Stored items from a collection
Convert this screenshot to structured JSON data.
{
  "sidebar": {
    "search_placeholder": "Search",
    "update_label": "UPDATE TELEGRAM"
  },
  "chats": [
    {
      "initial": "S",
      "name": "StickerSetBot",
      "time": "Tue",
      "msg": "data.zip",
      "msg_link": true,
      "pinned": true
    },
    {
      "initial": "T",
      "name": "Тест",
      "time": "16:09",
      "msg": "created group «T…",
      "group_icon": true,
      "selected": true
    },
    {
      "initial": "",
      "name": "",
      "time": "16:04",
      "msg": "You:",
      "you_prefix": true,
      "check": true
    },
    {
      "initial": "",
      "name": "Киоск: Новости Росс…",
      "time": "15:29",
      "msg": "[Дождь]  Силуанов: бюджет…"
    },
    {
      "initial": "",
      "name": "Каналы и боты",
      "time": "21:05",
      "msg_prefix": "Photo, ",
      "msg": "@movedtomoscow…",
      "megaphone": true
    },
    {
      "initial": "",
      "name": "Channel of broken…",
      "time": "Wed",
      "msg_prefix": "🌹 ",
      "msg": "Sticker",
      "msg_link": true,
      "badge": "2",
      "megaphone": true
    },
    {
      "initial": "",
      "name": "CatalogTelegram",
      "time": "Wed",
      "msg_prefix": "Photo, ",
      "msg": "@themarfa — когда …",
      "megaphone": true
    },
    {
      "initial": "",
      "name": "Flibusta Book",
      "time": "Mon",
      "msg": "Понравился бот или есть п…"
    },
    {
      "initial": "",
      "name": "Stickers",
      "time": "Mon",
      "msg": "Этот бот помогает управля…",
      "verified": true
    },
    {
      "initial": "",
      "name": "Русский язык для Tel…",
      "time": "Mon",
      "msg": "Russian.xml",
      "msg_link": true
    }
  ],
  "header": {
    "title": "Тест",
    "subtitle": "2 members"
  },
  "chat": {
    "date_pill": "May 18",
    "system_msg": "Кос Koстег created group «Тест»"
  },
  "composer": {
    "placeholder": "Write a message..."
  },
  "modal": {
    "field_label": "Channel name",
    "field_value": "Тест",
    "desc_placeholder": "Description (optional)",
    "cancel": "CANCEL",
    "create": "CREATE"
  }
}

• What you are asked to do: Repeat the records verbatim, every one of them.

• Written solution:
Convert this screenshot to structured JSON data.
{
  "sidebar": {
    "search_placeholder": "Search",
    "update_label": "UPDATE TELEGRAM"
  },
  "chats": [
    {
      "initial": "S",
      "name": "StickerSetBot",
      "time": "Tue",
      "msg": "data.zip",
      "msg_link": true,
      "pinned": true
    },
    {
      "initial": "T",
      "name": "Тест",
      "time": "16:09",
      "msg": "created group «T…",
      "group_icon": true,
      "selected": true
    },
    {
      "initial": "",
      "name": "",
      "time": "16:04",
      "msg": "You:",
      "you_prefix": true,
      "check": true
    },
    {
      "initial": "",
      "name": "Киоск: Новости Росс…",
      "time": "15:29",
      "msg": "[Дождь]  Силуанов: бюджет…"
    },
    {
      "initial": "",
      "name": "Каналы и боты",
      "time": "21:05",
      "msg_prefix": "Photo, ",
      "msg": "@movedtomoscow…",
      "megaphone": true
    },
    {
      "initial": "",
      "name": "Channel of broken…",
      "time": "Wed",
      "msg_prefix": "🌹 ",
      "msg": "Sticker",
      "msg_link": true,
      "badge": "2",
      "megaphone": true
    },
    {
      "initial": "",
      "name": "CatalogTelegram",
      "time": "Wed",
      "msg_prefix": "Photo, ",
      "msg": "@themarfa — когда …",
      "megaphone": true
    },
    {
      "initial": "",
      "name": "Flibusta Book",
      "time": "Mon",
      "msg": "Понравился бот или есть п…"
    },
    {
      "initial": "",
      "name": "Stickers",
      "time": "Mon",
      "msg": "Этот бот помогает управля…",
      "verified": true
    },
    {
      "initial": "",
      "name": "Русский язык для Tel…",
      "time": "Mon",
      "msg": "Russian.xml",
      "msg_link": true
    }
  ],
  "header": {
    "title": "Тест",
    "subtitle": "2 members"
  },
  "chat": {
    "date_pill": "May 18",
    "system_msg": "Кос Koстег created group «Тест»"
  },
  "composer": {
    "placeholder": "Write a message..."
  },
  "modal": {
    "field_label": "Channel name",
    "field_value": "Тест",
    "desc_placeholder": "Description (optional)",
    "cancel": "CANCEL",
    "create": "CREATE"
  }
}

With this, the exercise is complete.